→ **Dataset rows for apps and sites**
· · · · · · ·

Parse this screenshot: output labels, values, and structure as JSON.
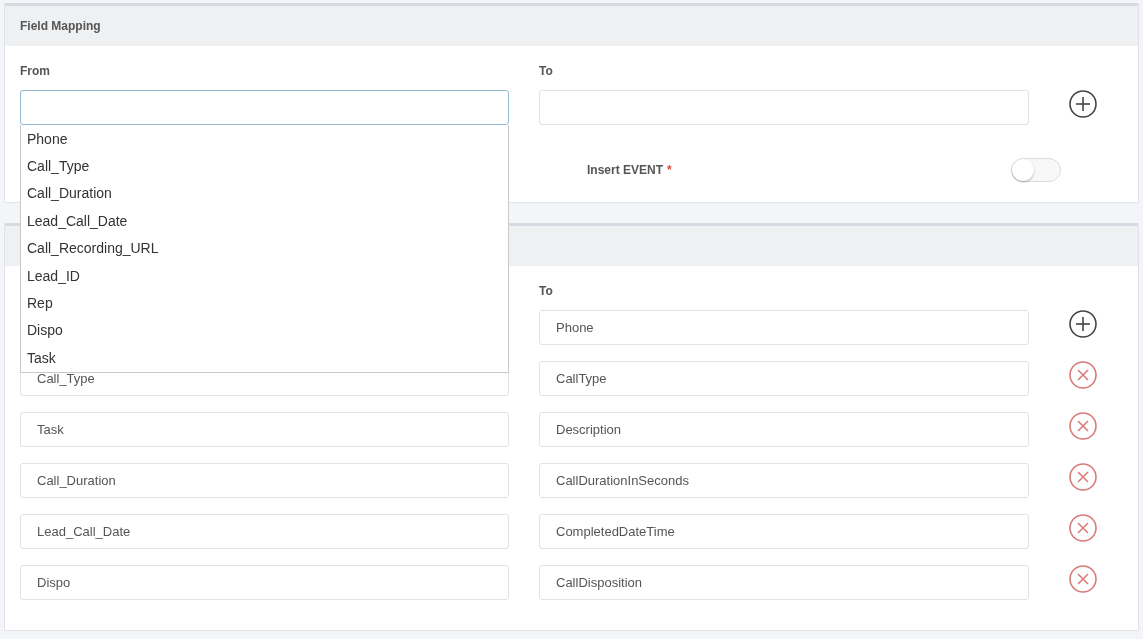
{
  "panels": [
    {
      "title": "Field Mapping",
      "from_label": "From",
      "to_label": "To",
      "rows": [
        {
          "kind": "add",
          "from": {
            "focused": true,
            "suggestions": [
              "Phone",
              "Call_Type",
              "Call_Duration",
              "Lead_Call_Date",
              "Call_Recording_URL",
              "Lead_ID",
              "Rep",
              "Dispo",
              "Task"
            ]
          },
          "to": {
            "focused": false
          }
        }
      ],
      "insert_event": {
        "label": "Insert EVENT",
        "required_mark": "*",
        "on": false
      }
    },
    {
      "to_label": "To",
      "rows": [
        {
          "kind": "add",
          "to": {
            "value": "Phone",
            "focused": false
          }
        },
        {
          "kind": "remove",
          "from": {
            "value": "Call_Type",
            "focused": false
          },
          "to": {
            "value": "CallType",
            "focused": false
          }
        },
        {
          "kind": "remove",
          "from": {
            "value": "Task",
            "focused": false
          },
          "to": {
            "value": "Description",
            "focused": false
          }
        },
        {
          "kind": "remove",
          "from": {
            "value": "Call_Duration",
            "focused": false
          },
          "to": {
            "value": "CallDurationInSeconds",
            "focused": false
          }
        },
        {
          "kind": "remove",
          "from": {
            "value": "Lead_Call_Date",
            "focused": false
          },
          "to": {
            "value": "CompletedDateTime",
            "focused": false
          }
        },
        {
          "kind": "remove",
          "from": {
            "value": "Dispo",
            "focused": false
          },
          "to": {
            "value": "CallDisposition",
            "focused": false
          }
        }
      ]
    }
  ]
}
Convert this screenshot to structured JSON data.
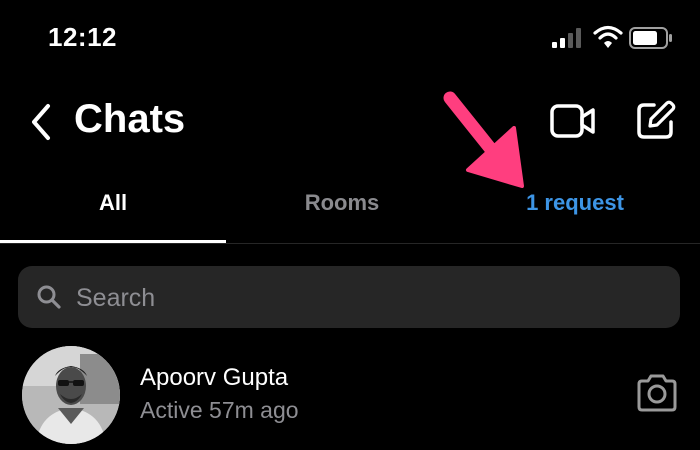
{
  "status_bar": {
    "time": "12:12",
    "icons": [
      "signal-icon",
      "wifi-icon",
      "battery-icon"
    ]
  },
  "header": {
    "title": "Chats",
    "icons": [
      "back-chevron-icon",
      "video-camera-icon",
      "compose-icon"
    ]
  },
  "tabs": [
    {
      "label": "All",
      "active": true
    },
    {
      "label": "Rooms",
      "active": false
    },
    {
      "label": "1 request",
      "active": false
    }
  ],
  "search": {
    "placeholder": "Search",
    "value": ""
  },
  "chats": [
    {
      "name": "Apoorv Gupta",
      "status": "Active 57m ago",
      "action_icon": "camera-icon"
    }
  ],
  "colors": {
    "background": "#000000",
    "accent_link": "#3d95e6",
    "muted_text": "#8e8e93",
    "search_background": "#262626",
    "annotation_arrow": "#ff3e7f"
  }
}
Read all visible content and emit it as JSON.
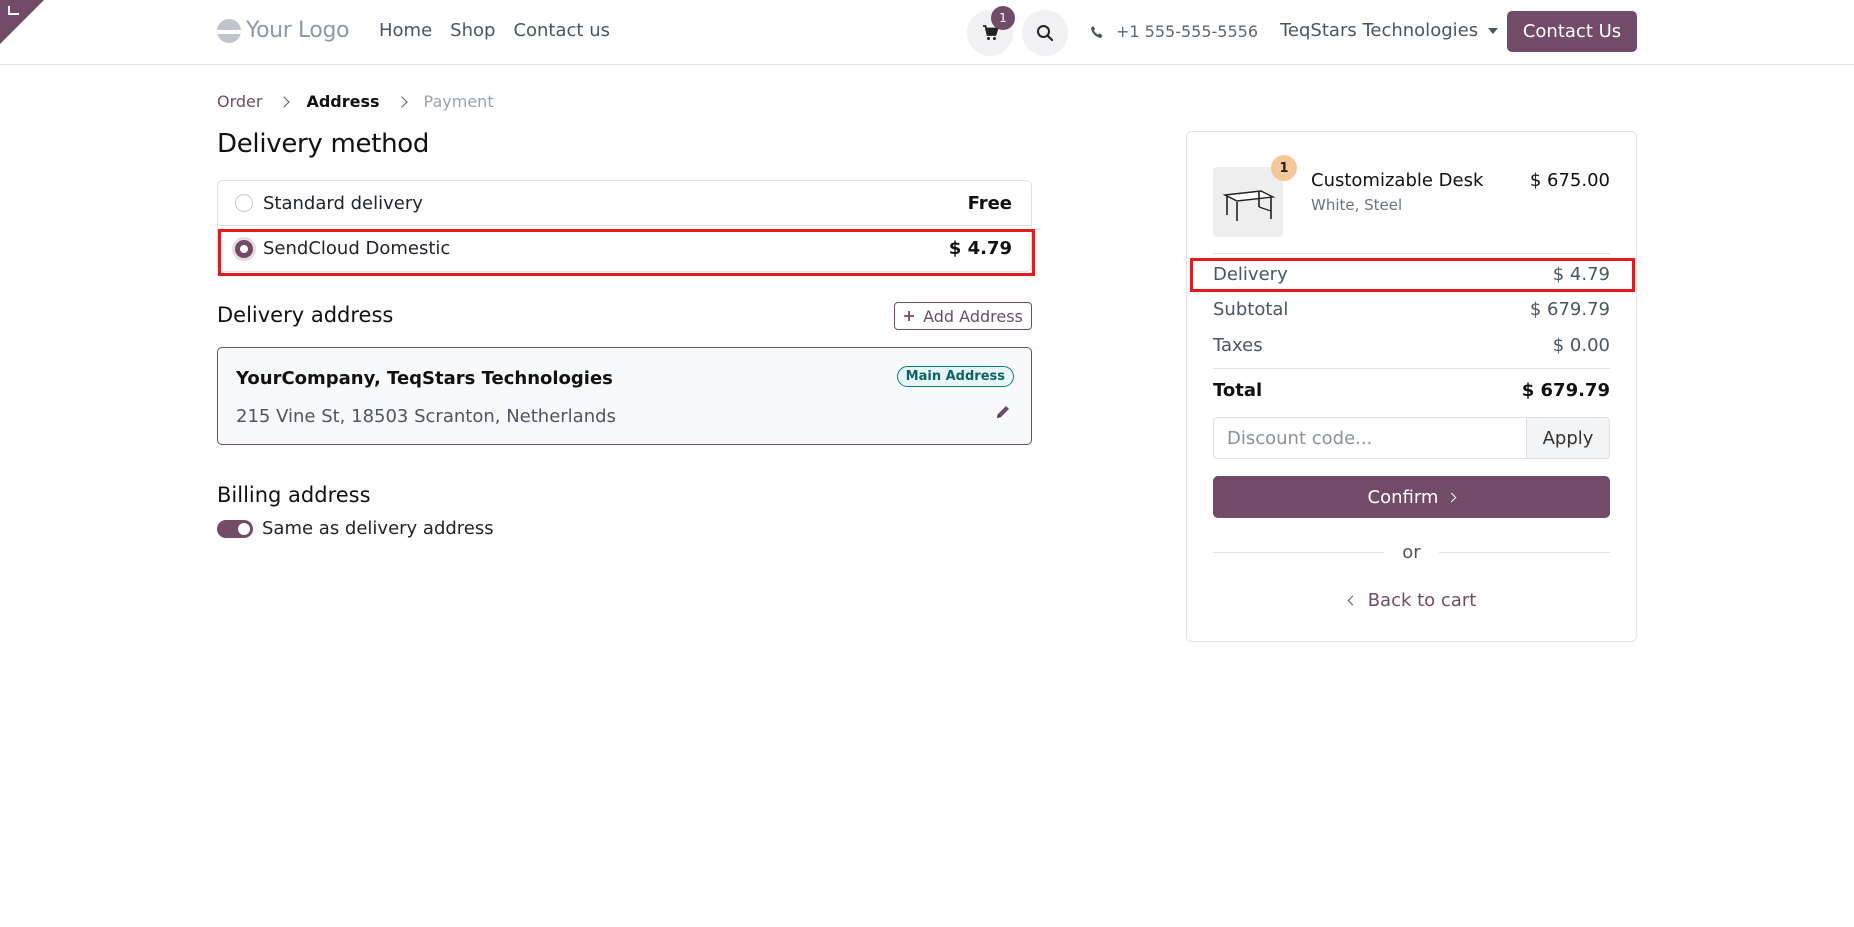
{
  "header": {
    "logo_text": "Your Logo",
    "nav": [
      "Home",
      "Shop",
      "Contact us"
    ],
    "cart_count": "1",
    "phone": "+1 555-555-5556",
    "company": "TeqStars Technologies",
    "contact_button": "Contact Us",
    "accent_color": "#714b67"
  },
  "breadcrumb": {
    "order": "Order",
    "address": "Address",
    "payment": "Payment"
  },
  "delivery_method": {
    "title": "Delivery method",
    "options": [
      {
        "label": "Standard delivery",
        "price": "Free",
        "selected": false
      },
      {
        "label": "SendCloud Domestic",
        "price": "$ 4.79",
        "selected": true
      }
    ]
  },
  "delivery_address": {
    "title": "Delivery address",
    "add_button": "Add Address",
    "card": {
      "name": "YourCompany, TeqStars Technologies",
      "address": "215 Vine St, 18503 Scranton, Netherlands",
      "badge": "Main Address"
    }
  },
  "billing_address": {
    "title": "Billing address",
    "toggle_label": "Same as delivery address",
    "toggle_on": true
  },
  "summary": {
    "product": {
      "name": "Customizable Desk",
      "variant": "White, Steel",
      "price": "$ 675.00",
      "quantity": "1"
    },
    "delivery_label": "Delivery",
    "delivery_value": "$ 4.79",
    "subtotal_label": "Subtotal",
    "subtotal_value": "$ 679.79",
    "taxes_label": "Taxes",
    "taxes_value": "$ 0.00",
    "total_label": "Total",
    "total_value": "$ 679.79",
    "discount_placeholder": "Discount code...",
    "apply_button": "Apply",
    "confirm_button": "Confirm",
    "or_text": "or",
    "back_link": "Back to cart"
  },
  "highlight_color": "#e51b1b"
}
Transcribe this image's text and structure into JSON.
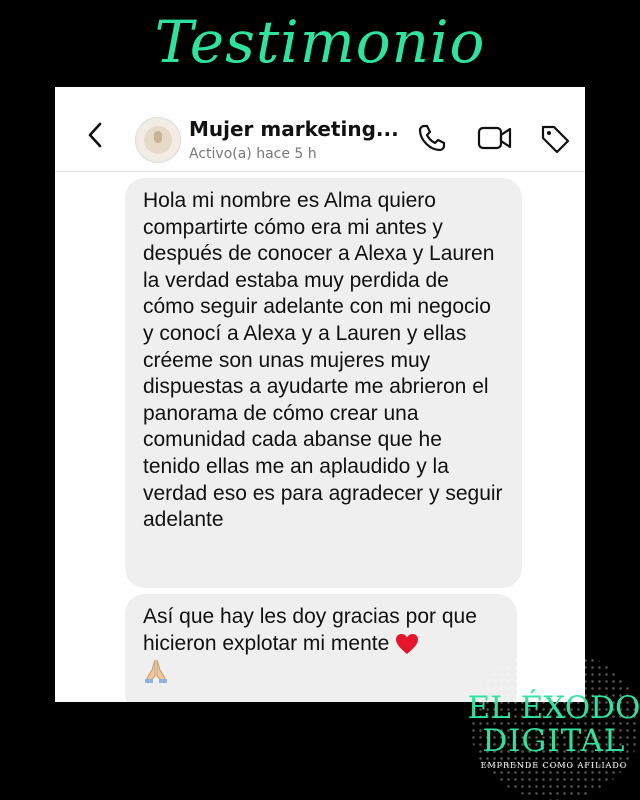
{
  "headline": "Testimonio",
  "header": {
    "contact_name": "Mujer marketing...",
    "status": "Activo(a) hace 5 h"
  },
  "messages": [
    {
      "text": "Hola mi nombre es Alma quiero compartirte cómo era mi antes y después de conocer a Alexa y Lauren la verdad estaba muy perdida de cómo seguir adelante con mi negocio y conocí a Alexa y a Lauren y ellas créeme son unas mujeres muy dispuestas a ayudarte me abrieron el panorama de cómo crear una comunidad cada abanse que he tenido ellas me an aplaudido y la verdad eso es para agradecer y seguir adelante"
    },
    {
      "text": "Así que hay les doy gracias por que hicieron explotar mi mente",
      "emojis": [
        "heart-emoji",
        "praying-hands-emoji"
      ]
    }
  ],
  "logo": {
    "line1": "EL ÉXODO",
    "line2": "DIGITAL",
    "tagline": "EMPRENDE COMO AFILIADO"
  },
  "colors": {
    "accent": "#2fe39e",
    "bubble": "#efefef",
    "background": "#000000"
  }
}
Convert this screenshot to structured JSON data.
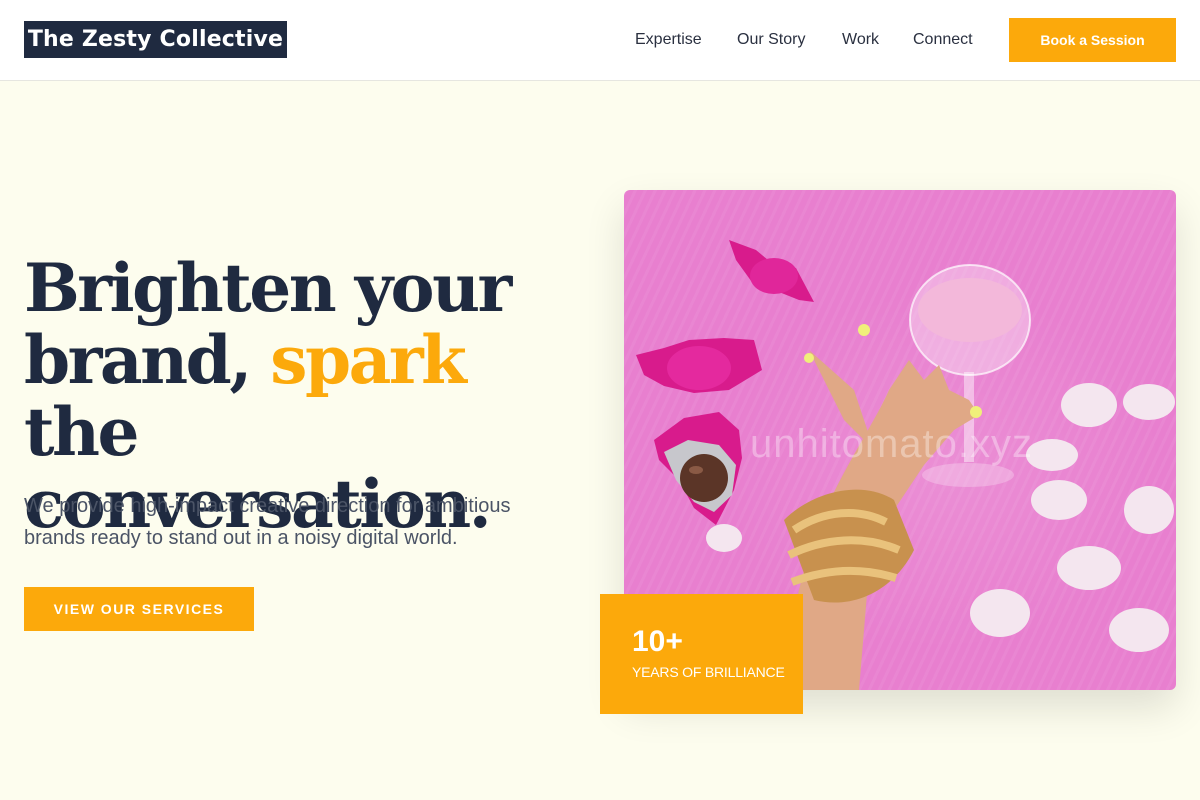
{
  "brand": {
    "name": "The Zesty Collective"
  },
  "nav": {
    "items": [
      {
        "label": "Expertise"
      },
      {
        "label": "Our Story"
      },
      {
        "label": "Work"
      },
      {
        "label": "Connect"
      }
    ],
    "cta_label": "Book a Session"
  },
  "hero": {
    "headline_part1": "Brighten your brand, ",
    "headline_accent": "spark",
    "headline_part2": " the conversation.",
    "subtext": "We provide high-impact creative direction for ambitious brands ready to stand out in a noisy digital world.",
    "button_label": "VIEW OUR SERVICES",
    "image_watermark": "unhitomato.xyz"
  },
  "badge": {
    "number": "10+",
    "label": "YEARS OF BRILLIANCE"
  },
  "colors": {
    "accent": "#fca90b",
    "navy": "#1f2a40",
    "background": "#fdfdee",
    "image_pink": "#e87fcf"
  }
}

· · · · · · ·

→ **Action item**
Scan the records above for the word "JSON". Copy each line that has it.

→ **Problem solution**
Parse this screenshot: output labels, values, and structure as JSON.
Convert this screenshot to structured JSON data.
Read all visible content and emit it as JSON.
Transcribe this image's text and structure into JSON.
Convert this screenshot to structured JSON data.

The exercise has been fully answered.